Phyl has dementia. She was diagnosed about eight years ago. She was a good friend of my parents, and my boss at one of my first jobs. She and her husband came to visit my mother and father regularly, through all the illnesses of their old age. I was always grateful for their visits. So now, I go to visit Phyl.
I’m not sure Phyl knew me this time, even though I have known her since I was fifteen—although she did ask me how my mother was doing. The first time she asked, I told her that mom had passed away a few years ago. When she asked a second and third time, I just said that she was “fine.” I think she had a vague sense of who I was but couldn’t remember my name. She kept referring to my boyfriend as “young fella.”
I took Phyl a box of chocolates. I’ve always felt that if I get old and don’t remember much, I’ll still know that the taste of chocolate is a really good thing. Mom had Alzheimer’s Disease and she could still appreciate a good, gooey treat.
Phyl is in a dementia wing, full of other people who are in a similar state. Nothing could have depressed me more on that gray, drizzly day than being in a room full of people with dementia. The activities leader was reading anecdotes, jokes and fun facts. She mentioned Brazil in one of those facts. I asked Phyl if she had been to Brazil, because I knew that she had. Phyl has visited more countries than any other person I know. She said “yes,” in answer to my question, but I don’t think she recalled anything more about it. She and her husband had the most amazing adventures, and I’m a bit sad that she doesn’t seem to remember much about them.
Phyl’s mind is back in a small town in Canada, where she grew up. She says she sees her mom and dad, and her sisters. She used to talk about her husband, but not anymore. She has regressed in time. I was sad and hollow when I left the facility. I wondered if I would go visit Phyl again. I knew she’d forget that she’d had a visitor the minute I walked out the door.

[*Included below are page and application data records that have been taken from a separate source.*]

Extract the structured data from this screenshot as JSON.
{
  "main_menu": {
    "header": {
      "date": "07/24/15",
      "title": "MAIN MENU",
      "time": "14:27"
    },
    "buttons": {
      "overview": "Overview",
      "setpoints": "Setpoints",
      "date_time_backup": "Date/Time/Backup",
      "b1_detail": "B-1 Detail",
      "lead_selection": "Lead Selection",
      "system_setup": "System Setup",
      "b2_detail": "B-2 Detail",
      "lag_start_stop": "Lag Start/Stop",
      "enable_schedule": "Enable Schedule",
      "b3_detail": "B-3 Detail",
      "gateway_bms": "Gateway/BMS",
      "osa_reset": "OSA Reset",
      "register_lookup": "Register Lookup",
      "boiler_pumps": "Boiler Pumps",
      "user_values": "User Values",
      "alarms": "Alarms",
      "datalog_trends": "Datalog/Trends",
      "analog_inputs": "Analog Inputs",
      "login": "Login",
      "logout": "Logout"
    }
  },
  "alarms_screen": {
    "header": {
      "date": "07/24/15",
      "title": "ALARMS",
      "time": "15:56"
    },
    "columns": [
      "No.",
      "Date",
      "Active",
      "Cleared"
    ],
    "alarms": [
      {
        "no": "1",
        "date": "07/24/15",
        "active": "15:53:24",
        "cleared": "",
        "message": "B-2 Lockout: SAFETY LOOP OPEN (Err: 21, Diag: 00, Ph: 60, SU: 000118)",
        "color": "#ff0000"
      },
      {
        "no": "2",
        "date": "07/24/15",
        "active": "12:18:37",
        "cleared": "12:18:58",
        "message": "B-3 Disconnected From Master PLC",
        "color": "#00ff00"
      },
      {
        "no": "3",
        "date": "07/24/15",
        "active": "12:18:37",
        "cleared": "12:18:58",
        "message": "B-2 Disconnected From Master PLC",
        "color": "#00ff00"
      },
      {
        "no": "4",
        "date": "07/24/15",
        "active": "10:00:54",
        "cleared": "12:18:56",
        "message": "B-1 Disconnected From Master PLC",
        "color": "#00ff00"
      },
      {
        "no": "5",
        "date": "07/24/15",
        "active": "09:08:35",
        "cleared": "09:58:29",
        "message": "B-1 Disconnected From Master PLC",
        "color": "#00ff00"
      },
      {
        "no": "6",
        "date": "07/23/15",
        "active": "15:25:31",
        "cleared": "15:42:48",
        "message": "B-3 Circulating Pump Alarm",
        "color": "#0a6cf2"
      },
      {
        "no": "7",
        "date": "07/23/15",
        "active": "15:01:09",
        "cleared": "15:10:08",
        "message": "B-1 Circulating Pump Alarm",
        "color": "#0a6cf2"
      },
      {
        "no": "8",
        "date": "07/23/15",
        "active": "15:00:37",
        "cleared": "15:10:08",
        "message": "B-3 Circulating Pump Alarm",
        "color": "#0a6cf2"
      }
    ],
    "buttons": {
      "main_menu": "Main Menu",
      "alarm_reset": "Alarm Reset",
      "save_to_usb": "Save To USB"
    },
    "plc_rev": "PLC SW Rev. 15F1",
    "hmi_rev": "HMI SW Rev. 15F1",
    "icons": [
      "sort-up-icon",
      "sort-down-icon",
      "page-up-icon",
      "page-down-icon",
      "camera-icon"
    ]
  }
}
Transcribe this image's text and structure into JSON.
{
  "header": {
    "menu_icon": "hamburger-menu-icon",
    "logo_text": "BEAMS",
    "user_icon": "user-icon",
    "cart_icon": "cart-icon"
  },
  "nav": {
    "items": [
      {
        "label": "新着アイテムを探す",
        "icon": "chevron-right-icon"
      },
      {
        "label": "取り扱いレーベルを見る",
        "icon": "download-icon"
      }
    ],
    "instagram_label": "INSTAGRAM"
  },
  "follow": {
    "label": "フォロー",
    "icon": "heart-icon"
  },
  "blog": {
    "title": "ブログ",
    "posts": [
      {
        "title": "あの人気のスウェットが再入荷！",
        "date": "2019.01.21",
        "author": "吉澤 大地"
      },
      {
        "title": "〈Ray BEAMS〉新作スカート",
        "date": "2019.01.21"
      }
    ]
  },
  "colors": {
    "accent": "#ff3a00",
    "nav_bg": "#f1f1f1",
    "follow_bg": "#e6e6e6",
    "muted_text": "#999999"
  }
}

And then I chastised myself for thinking that any of this was about me. Phyl was and is an incredibly kind person. She and her husband once owned a nursing home, and she treated each patient as if they were family. I hope that after dinner, she went back to her room and found that box of chocolates. As she wondered where they came from, I hope that she savored every bite and had a moment of happiness. I know that I’ll go and take her another treat soon, not because it makes me feel good—-but because Phyl so deserves it. She deserves much more, but this is what I know how to give.